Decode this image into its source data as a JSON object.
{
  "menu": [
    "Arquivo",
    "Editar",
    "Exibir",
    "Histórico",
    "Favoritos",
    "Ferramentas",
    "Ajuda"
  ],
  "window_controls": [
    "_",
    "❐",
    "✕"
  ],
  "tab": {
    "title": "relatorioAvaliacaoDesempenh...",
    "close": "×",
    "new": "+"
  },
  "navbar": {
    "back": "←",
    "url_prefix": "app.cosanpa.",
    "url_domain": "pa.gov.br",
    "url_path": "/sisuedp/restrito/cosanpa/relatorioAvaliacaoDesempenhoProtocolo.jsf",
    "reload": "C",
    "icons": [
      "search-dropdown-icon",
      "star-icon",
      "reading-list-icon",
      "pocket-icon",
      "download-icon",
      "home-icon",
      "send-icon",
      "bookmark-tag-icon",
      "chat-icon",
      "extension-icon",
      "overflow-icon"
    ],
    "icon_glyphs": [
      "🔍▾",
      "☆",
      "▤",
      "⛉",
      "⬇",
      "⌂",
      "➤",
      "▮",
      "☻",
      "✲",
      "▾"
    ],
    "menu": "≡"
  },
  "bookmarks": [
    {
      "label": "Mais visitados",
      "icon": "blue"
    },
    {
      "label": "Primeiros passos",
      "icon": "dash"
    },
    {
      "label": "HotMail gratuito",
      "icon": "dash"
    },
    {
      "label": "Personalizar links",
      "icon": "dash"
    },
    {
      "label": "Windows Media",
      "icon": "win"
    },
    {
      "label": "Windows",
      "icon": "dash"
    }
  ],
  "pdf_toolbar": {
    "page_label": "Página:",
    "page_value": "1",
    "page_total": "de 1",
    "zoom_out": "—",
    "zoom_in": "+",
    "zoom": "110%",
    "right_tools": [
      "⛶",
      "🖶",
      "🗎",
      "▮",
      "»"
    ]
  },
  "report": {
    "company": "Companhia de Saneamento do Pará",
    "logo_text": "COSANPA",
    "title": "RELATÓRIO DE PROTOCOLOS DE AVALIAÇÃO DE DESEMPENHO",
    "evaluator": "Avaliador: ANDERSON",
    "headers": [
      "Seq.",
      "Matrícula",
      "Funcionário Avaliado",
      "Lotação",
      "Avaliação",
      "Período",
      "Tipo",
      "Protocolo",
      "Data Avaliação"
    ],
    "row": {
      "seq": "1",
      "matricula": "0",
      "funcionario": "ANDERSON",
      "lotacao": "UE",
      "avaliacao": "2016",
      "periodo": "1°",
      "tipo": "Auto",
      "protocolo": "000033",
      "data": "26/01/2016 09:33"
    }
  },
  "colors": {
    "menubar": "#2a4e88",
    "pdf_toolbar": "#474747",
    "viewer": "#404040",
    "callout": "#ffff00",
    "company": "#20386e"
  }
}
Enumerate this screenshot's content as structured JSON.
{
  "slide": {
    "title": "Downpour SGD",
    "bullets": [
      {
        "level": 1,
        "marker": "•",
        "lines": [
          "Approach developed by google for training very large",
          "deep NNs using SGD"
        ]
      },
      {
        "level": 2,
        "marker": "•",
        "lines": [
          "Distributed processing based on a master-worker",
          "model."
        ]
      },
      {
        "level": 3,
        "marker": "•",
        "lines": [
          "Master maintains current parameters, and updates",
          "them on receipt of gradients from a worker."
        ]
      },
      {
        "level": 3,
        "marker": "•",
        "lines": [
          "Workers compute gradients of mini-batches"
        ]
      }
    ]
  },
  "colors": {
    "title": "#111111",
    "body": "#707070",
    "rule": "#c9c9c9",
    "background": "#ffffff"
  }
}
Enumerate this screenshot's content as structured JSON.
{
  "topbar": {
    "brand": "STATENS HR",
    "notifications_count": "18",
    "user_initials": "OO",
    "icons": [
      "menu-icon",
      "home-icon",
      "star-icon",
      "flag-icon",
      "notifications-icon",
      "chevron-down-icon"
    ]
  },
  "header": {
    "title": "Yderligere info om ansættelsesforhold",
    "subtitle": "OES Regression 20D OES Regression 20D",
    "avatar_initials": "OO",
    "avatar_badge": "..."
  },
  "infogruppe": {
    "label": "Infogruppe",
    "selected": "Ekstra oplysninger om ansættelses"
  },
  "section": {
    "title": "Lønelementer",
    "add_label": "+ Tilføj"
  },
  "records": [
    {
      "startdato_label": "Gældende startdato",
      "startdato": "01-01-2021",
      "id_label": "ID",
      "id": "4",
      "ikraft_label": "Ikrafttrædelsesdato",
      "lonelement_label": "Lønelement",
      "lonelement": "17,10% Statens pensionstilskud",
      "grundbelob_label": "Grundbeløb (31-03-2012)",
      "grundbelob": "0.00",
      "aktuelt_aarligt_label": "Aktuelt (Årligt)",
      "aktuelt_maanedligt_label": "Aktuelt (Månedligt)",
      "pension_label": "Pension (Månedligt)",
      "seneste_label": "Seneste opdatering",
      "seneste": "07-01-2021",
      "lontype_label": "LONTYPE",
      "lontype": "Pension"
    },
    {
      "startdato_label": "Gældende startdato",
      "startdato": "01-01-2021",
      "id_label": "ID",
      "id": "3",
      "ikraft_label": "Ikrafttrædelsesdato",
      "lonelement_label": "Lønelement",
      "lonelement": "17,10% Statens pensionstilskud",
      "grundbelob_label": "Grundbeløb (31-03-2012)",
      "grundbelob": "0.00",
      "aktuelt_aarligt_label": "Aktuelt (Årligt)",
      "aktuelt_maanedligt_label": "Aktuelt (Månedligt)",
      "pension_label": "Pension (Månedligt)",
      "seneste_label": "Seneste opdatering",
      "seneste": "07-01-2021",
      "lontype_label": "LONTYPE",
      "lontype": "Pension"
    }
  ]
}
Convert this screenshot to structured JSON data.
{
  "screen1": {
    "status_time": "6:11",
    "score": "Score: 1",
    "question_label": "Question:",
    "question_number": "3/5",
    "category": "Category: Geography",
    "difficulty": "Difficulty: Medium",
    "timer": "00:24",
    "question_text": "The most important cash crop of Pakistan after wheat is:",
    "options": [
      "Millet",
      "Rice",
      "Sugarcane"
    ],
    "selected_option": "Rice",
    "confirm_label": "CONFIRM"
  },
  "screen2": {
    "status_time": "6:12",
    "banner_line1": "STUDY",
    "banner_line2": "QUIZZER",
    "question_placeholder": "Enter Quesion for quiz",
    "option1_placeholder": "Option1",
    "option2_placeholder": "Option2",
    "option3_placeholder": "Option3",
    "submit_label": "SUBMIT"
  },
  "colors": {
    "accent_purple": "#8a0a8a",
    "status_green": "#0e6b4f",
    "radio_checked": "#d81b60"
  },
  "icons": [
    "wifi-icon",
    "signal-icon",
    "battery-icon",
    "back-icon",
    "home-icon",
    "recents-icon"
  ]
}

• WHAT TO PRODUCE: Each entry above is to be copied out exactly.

• RESPONSE TO THIS EXERCISE:
Decode this image into its source data as a JSON object.
{
  "menu": [
    "Arquivo",
    "Editar",
    "Exibir",
    "Histórico",
    "Favoritos",
    "Ferramentas",
    "Ajuda"
  ],
  "window_controls": [
    "_",
    "❐",
    "✕"
  ],
  "tab": {
    "title": "relatorioAvaliacaoDesempenh...",
    "close": "×",
    "new": "+"
  },
  "navbar": {
    "back": "←",
    "url_prefix": "app.cosanpa.",
    "url_domain": "pa.gov.br",
    "url_path": "/sisuedp/restrito/cosanpa/relatorioAvaliacaoDesempenhoProtocolo.jsf",
    "reload": "C",
    "icons": [
      "search-dropdown-icon",
      "star-icon",
      "reading-list-icon",
      "pocket-icon",
      "download-icon",
      "home-icon",
      "send-icon",
      "bookmark-tag-icon",
      "chat-icon",
      "extension-icon",
      "overflow-icon"
    ],
    "icon_glyphs": [
      "🔍▾",
      "☆",
      "▤",
      "⛉",
      "⬇",
      "⌂",
      "➤",
      "▮",
      "☻",
      "✲",
      "▾"
    ],
    "menu": "≡"
  },
  "bookmarks": [
    {
      "label": "Mais visitados",
      "icon": "blue"
    },
    {
      "label": "Primeiros passos",
      "icon": "dash"
    },
    {
      "label": "HotMail gratuito",
      "icon": "dash"
    },
    {
      "label": "Personalizar links",
      "icon": "dash"
    },
    {
      "label": "Windows Media",
      "icon": "win"
    },
    {
      "label": "Windows",
      "icon": "dash"
    }
  ],
  "pdf_toolbar": {
    "page_label": "Página:",
    "page_value": "1",
    "page_total": "de 1",
    "zoom_out": "—",
    "zoom_in": "+",
    "zoom": "110%",
    "right_tools": [
      "⛶",
      "🖶",
      "🗎",
      "▮",
      "»"
    ]
  },
  "report": {
    "company": "Companhia de Saneamento do Pará",
    "logo_text": "COSANPA",
    "title": "RELATÓRIO DE PROTOCOLOS DE AVALIAÇÃO DE DESEMPENHO",
    "evaluator": "Avaliador: ANDERSON",
    "headers": [
      "Seq.",
      "Matrícula",
      "Funcionário Avaliado",
      "Lotação",
      "Avaliação",
      "Período",
      "Tipo",
      "Protocolo",
      "Data Avaliação"
    ],
    "row": {
      "seq": "1",
      "matricula": "0",
      "funcionario": "ANDERSON",
      "lotacao": "UE",
      "avaliacao": "2016",
      "periodo": "1°",
      "tipo": "Auto",
      "protocolo": "000033",
      "data": "26/01/2016 09:33"
    }
  },
  "colors": {
    "menubar": "#2a4e88",
    "pdf_toolbar": "#474747",
    "viewer": "#404040",
    "callout": "#ffff00",
    "company": "#20386e"
  }
}
Enumerate this screenshot's content as structured JSON.
{
  "slide": {
    "title": "Downpour SGD",
    "bullets": [
      {
        "level": 1,
        "marker": "•",
        "lines": [
          "Approach developed by google for training very large",
          "deep NNs using SGD"
        ]
      },
      {
        "level": 2,
        "marker": "•",
        "lines": [
          "Distributed processing based on a master-worker",
          "model."
        ]
      },
      {
        "level": 3,
        "marker": "•",
        "lines": [
          "Master maintains current parameters, and updates",
          "them on receipt of gradients from a worker."
        ]
      },
      {
        "level": 3,
        "marker": "•",
        "lines": [
          "Workers compute gradients of mini-batches"
        ]
      }
    ]
  },
  "colors": {
    "title": "#111111",
    "body": "#707070",
    "rule": "#c9c9c9",
    "background": "#ffffff"
  }
}
Enumerate this screenshot's content as structured JSON.
{
  "topbar": {
    "brand": "STATENS HR",
    "notifications_count": "18",
    "user_initials": "OO",
    "icons": [
      "menu-icon",
      "home-icon",
      "star-icon",
      "flag-icon",
      "notifications-icon",
      "chevron-down-icon"
    ]
  },
  "header": {
    "title": "Yderligere info om ansættelsesforhold",
    "subtitle": "OES Regression 20D OES Regression 20D",
    "avatar_initials": "OO",
    "avatar_badge": "..."
  },
  "infogruppe": {
    "label": "Infogruppe",
    "selected": "Ekstra oplysninger om ansættelses"
  },
  "section": {
    "title": "Lønelementer",
    "add_label": "+ Tilføj"
  },
  "records": [
    {
      "startdato_label": "Gældende startdato",
      "startdato": "01-01-2021",
      "id_label": "ID",
      "id": "4",
      "ikraft_label": "Ikrafttrædelsesdato",
      "lonelement_label": "Lønelement",
      "lonelement": "17,10% Statens pensionstilskud",
      "grundbelob_label": "Grundbeløb (31-03-2012)",
      "grundbelob": "0.00",
      "aktuelt_aarligt_label": "Aktuelt (Årligt)",
      "aktuelt_maanedligt_label": "Aktuelt (Månedligt)",
      "pension_label": "Pension (Månedligt)",
      "seneste_label": "Seneste opdatering",
      "seneste": "07-01-2021",
      "lontype_label": "LONTYPE",
      "lontype": "Pension"
    },
    {
      "startdato_label": "Gældende startdato",
      "startdato": "01-01-2021",
      "id_label": "ID",
      "id": "3",
      "ikraft_label": "Ikrafttrædelsesdato",
      "lonelement_label": "Lønelement",
      "lonelement": "17,10% Statens pensionstilskud",
      "grundbelob_label": "Grundbeløb (31-03-2012)",
      "grundbelob": "0.00",
      "aktuelt_aarligt_label": "Aktuelt (Årligt)",
      "aktuelt_maanedligt_label": "Aktuelt (Månedligt)",
      "pension_label": "Pension (Månedligt)",
      "seneste_label": "Seneste opdatering",
      "seneste": "07-01-2021",
      "lontype_label": "LONTYPE",
      "lontype": "Pension"
    }
  ]
}
Convert this screenshot to structured JSON data.
{
  "screen1": {
    "status_time": "6:11",
    "score": "Score: 1",
    "question_label": "Question:",
    "question_number": "3/5",
    "category": "Category: Geography",
    "difficulty": "Difficulty: Medium",
    "timer": "00:24",
    "question_text": "The most important cash crop of Pakistan after wheat is:",
    "options": [
      "Millet",
      "Rice",
      "Sugarcane"
    ],
    "selected_option": "Rice",
    "confirm_label": "CONFIRM"
  },
  "screen2": {
    "status_time": "6:12",
    "banner_line1": "STUDY",
    "banner_line2": "QUIZZER",
    "question_placeholder": "Enter Quesion for quiz",
    "option1_placeholder": "Option1",
    "option2_placeholder": "Option2",
    "option3_placeholder": "Option3",
    "submit_label": "SUBMIT"
  },
  "colors": {
    "accent_purple": "#8a0a8a",
    "status_green": "#0e6b4f",
    "radio_checked": "#d81b60"
  },
  "icons": [
    "wifi-icon",
    "signal-icon",
    "battery-icon",
    "back-icon",
    "home-icon",
    "recents-icon"
  ]
}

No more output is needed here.